"The standard should never be: 'What's the worst thing we can do to kids and get away with it?' " LoMonte said in an interview. "The standard should be: 'What's the healthiest educational practice?' Schools talk such a great game about wanting to produce civically engaged students...This is something schools should be embracing as a teaching opportunity."
It's not just that schools should not discipline students for their national anthem protests, it's that they cannot discipline them, he said. Turns out there was some legal precedent for the way my high school handled my peers' refusal to say the pledge.
In the 1943 case of West Virginia State Board of Education v. Barnette, the U.S. Supreme Court ruled that a school would violate the free speech rights of its student, a Jehovah's Witness, if it forced him to say the Pledge of Allegiance.
"To believe that patriotism will not flourish if patriotic ceremonies are voluntary and spontaneous instead of a compulsory routine is to make an unflattering estimate of the appeal of our institutions to free minds," Justice Robert Jackson wrote in his majority opinion.
Schools can't require students to observe patriotic rituals in the classroom, and their authority to discipline them for such acts diminishes even more at an athletic event, where behavior like shirtless cheering is "a regular occurrence," LoMonte said.
And school's authority to discipline students for silent anthem protests isn't heightened if those students are taking part in a privilege, like being members of a football team, he said. Courts have held that public institutions can't withhold privileges, like employment at a public agency, if employees exercise free-speech rights, like refusing to recite an anti-communist pledge, he said, arguing that the precedent applies to student athletes.
"You can't condition a privilege on forsaking your constitutional right any more than you can condition a right or a benefit," LoMonte said.
Teachable Moments in National Anthem Protests
So, does that mean teachers and coaches can't tell students why they think it's important to stand for the national anthem? No, LoMonte said, it just means they can't suspend a student or remove them from a team for choosing to sit or kneel.

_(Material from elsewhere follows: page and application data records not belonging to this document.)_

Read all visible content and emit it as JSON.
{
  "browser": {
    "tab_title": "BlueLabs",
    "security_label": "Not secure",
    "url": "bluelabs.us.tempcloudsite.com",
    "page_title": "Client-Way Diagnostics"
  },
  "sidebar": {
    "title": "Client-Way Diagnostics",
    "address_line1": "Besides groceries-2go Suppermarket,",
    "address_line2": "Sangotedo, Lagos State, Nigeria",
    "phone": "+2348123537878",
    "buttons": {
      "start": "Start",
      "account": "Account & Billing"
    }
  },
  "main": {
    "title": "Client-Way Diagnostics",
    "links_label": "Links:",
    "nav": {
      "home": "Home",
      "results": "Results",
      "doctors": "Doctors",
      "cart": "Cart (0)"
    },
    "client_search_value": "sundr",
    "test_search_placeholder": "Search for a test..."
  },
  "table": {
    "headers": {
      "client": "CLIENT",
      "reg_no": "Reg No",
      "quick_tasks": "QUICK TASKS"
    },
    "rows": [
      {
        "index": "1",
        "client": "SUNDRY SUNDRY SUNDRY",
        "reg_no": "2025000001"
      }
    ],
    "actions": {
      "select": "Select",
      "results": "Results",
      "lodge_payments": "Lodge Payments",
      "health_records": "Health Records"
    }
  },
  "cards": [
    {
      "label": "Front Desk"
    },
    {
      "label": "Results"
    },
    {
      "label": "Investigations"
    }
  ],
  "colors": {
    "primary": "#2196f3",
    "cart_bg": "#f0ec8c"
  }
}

At a time when schools are increasingly advocating for student voice and calling on students to think critically about current events, educators could use these conversations as a chance to help students grow and learn, he said.
Schools could choose to respond to student protests in many constructive ways, including:
- Asking students to write essays about why they would or wouldn't choose to protest as a professional athlete.
- Inviting students to debate their positions on the issue.
- Using the protests as a jumping off point for larger conversations about racial justice.
- Asking students to write about all of the ways the act could be perceived as an exercise in seeing others' points of view.
What do you think? How should schools respond to students' national anthem protests?
Photo: Woodrow Wilson High School player Edwin Lopez, center, stands while some of his teammates kneel as the national anthem is played before a high school football game on Sept. 10 in Camden, N.J. --Yong Kim/The Philadelphia Inquirer via AP
Further reading on race, policing, and schools:
- Resources for Discussing Police Violence, Race, and Racism With Students
- Obama Administration to Schools: Clear, Limited Roles for Police
- Opinion: Teaching in Disturbing Times
- Urban Districts Embrace Social-Emotional Learning
- Cleveland Schools Plan for Verdict by Addressing Emotional, Safety Needs
- Baltimore Students, Out of School After Riots, Try to Process Events